*** Opening of Data extract ***

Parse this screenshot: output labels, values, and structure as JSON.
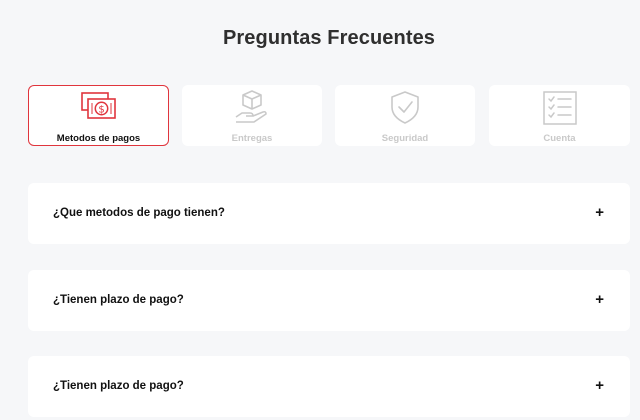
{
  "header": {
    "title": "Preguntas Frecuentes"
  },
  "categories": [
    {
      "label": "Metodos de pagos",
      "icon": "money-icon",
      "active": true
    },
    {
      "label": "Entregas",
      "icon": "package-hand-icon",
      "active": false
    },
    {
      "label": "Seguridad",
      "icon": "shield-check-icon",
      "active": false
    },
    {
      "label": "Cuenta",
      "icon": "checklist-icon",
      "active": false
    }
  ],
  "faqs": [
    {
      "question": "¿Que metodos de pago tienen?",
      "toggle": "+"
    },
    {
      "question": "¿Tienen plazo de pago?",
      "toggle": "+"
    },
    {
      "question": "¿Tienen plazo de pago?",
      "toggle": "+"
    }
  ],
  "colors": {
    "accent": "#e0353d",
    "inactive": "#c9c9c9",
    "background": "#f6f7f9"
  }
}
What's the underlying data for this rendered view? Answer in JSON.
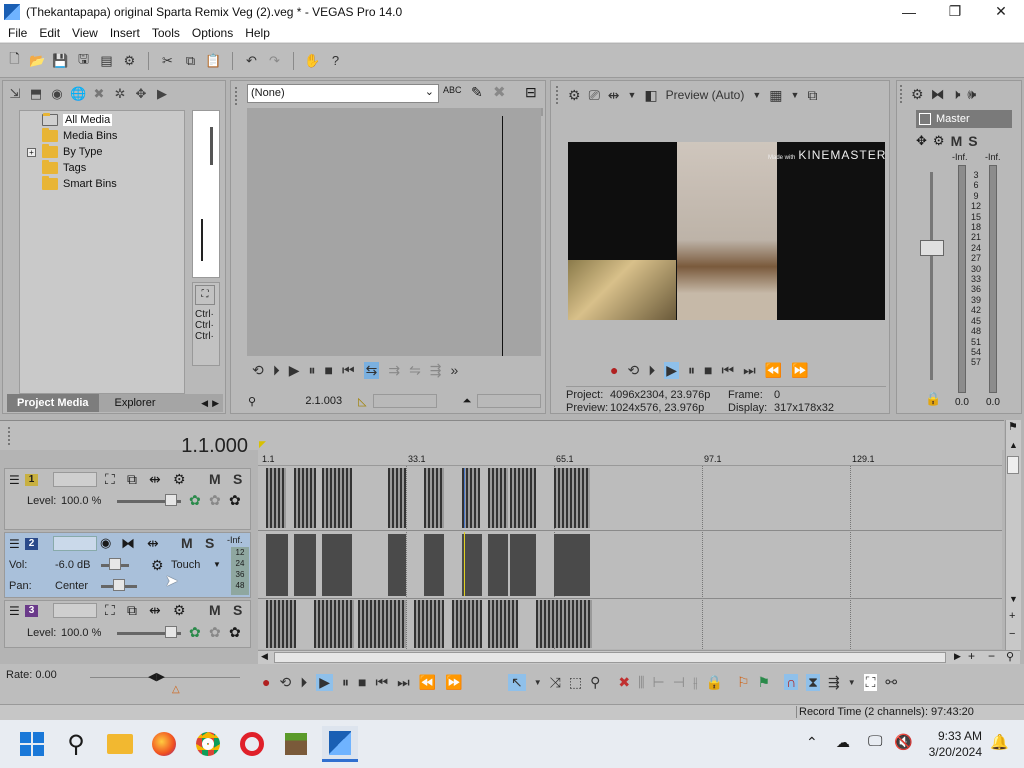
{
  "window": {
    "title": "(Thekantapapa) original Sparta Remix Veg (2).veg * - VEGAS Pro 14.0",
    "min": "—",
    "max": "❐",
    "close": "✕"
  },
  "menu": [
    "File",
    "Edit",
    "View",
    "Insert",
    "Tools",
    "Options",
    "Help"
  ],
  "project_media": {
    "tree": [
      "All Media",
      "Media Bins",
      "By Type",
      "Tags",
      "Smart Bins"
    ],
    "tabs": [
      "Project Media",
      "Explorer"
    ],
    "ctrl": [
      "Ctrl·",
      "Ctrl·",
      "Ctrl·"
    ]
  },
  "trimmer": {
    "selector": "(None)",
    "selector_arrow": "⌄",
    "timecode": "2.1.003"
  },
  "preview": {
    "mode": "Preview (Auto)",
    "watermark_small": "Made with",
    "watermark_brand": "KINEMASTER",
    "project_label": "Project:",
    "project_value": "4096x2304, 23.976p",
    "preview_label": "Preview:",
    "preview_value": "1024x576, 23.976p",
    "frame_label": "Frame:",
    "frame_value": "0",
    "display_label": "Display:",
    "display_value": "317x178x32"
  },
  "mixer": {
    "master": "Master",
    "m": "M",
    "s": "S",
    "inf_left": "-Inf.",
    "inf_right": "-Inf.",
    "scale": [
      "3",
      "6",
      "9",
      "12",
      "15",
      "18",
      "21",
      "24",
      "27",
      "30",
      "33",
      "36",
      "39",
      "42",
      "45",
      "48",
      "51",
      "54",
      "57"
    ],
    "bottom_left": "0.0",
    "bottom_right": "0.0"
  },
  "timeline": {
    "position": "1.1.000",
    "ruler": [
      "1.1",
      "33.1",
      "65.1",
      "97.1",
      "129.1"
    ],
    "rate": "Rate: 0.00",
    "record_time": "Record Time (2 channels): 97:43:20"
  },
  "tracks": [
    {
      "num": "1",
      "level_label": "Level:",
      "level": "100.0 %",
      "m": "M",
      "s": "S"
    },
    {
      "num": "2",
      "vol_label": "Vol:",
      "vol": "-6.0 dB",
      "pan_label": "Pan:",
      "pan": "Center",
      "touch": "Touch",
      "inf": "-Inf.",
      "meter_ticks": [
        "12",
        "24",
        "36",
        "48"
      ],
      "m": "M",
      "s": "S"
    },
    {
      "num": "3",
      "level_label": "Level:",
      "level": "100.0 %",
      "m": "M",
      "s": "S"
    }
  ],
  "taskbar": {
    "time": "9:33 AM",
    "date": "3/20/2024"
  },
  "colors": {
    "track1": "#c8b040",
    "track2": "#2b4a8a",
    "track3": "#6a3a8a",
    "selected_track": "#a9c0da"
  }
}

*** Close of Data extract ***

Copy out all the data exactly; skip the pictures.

▶ Solution to the exercise:
Parse this screenshot: output labels, values, and structure as JSON.
{
  "header": {
    "title": "Preguntas Frecuentes"
  },
  "categories": [
    {
      "label": "Metodos de pagos",
      "icon": "money-icon",
      "active": true
    },
    {
      "label": "Entregas",
      "icon": "package-hand-icon",
      "active": false
    },
    {
      "label": "Seguridad",
      "icon": "shield-check-icon",
      "active": false
    },
    {
      "label": "Cuenta",
      "icon": "checklist-icon",
      "active": false
    }
  ],
  "faqs": [
    {
      "question": "¿Que metodos de pago tienen?",
      "toggle": "+"
    },
    {
      "question": "¿Tienen plazo de pago?",
      "toggle": "+"
    },
    {
      "question": "¿Tienen plazo de pago?",
      "toggle": "+"
    }
  ],
  "colors": {
    "accent": "#e0353d",
    "inactive": "#c9c9c9",
    "background": "#f6f7f9"
  }
}
What's the underlying data for this rendered view? Answer in JSON.
{
  "window": {
    "title": "(Thekantapapa) original Sparta Remix Veg (2).veg * - VEGAS Pro 14.0",
    "min": "—",
    "max": "❐",
    "close": "✕"
  },
  "menu": [
    "File",
    "Edit",
    "View",
    "Insert",
    "Tools",
    "Options",
    "Help"
  ],
  "project_media": {
    "tree": [
      "All Media",
      "Media Bins",
      "By Type",
      "Tags",
      "Smart Bins"
    ],
    "tabs": [
      "Project Media",
      "Explorer"
    ],
    "ctrl": [
      "Ctrl·",
      "Ctrl·",
      "Ctrl·"
    ]
  },
  "trimmer": {
    "selector": "(None)",
    "selector_arrow": "⌄",
    "timecode": "2.1.003"
  },
  "preview": {
    "mode": "Preview (Auto)",
    "watermark_small": "Made with",
    "watermark_brand": "KINEMASTER",
    "project_label": "Project:",
    "project_value": "4096x2304, 23.976p",
    "preview_label": "Preview:",
    "preview_value": "1024x576, 23.976p",
    "frame_label": "Frame:",
    "frame_value": "0",
    "display_label": "Display:",
    "display_value": "317x178x32"
  },
  "mixer": {
    "master": "Master",
    "m": "M",
    "s": "S",
    "inf_left": "-Inf.",
    "inf_right": "-Inf.",
    "scale": [
      "3",
      "6",
      "9",
      "12",
      "15",
      "18",
      "21",
      "24",
      "27",
      "30",
      "33",
      "36",
      "39",
      "42",
      "45",
      "48",
      "51",
      "54",
      "57"
    ],
    "bottom_left": "0.0",
    "bottom_right": "0.0"
  },
  "timeline": {
    "position": "1.1.000",
    "ruler": [
      "1.1",
      "33.1",
      "65.1",
      "97.1",
      "129.1"
    ],
    "rate": "Rate: 0.00",
    "record_time": "Record Time (2 channels): 97:43:20"
  },
  "tracks": [
    {
      "num": "1",
      "level_label": "Level:",
      "level": "100.0 %",
      "m": "M",
      "s": "S"
    },
    {
      "num": "2",
      "vol_label": "Vol:",
      "vol": "-6.0 dB",
      "pan_label": "Pan:",
      "pan": "Center",
      "touch": "Touch",
      "inf": "-Inf.",
      "meter_ticks": [
        "12",
        "24",
        "36",
        "48"
      ],
      "m": "M",
      "s": "S"
    },
    {
      "num": "3",
      "level_label": "Level:",
      "level": "100.0 %",
      "m": "M",
      "s": "S"
    }
  ],
  "taskbar": {
    "time": "9:33 AM",
    "date": "3/20/2024"
  },
  "colors": {
    "track1": "#c8b040",
    "track2": "#2b4a8a",
    "track3": "#6a3a8a",
    "selected_track": "#a9c0da"
  }
}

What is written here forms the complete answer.